- What needs to be done:
Check the records below line by line. Give the count of lines with "Call", and nothing else.

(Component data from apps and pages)
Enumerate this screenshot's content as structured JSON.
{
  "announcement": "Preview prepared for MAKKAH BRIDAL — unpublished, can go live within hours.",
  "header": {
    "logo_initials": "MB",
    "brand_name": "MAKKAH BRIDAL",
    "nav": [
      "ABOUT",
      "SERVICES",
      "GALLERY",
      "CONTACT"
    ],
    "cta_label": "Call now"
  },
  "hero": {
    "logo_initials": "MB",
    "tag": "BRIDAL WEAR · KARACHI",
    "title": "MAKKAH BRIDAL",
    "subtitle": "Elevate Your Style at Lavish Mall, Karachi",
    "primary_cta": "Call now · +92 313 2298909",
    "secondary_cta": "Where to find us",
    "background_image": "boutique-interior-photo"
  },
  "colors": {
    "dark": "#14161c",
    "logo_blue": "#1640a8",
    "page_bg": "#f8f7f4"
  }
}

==

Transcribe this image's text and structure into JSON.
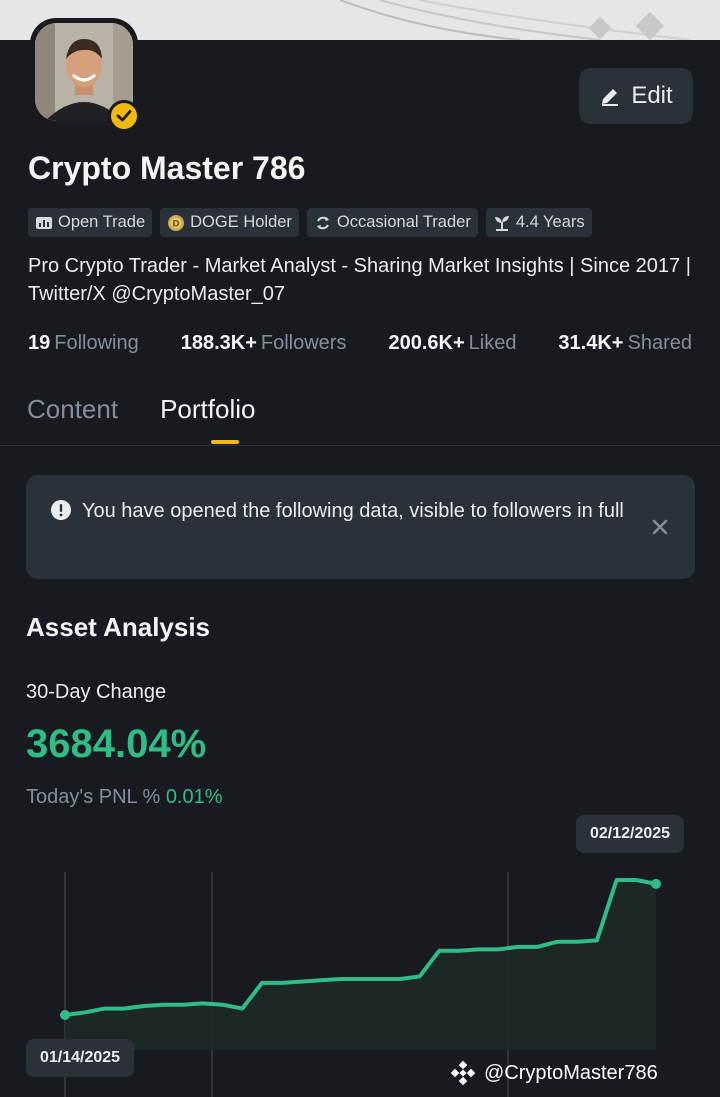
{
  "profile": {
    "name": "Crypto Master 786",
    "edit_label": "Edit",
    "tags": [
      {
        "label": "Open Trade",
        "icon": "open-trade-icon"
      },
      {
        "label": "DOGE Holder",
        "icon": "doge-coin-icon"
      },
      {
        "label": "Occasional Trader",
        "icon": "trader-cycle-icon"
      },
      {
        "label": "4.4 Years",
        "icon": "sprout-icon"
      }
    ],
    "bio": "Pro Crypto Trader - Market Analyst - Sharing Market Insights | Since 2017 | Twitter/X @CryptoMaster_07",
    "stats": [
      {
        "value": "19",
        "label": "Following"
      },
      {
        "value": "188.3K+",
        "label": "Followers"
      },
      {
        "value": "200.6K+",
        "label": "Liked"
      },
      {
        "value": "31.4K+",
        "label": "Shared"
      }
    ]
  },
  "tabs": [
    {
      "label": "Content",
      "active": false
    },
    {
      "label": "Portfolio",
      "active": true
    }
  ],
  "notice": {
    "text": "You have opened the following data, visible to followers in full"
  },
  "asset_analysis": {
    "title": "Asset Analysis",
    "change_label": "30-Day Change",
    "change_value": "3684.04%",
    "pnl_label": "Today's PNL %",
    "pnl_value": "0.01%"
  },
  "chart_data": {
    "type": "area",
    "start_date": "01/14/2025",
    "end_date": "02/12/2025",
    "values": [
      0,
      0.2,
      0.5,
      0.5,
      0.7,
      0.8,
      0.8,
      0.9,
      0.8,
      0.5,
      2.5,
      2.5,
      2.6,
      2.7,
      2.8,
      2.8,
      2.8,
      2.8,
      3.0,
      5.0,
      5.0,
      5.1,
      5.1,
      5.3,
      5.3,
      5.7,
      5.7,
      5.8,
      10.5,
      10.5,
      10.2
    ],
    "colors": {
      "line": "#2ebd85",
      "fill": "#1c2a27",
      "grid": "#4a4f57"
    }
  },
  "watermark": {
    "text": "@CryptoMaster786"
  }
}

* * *

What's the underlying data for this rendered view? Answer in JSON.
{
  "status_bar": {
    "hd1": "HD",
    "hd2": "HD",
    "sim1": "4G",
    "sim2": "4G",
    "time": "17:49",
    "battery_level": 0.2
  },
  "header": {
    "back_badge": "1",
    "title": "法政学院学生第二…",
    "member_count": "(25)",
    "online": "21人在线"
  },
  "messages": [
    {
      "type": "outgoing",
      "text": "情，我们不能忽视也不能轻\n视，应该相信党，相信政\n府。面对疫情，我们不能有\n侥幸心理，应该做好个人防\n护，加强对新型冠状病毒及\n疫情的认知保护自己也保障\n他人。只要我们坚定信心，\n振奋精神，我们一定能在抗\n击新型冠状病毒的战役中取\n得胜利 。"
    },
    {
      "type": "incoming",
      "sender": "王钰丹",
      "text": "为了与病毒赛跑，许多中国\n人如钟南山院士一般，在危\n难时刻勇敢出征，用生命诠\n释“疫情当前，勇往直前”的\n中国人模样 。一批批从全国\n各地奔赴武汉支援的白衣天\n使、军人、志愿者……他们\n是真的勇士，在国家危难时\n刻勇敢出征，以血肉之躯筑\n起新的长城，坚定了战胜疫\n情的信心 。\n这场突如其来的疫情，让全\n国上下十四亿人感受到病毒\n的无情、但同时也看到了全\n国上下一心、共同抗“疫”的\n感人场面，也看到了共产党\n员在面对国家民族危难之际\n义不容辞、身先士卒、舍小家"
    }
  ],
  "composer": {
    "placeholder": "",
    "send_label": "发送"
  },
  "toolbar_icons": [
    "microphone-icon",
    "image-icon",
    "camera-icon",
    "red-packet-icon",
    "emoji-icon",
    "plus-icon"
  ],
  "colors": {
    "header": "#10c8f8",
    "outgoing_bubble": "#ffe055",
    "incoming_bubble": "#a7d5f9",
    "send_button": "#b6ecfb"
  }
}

- The answer:
2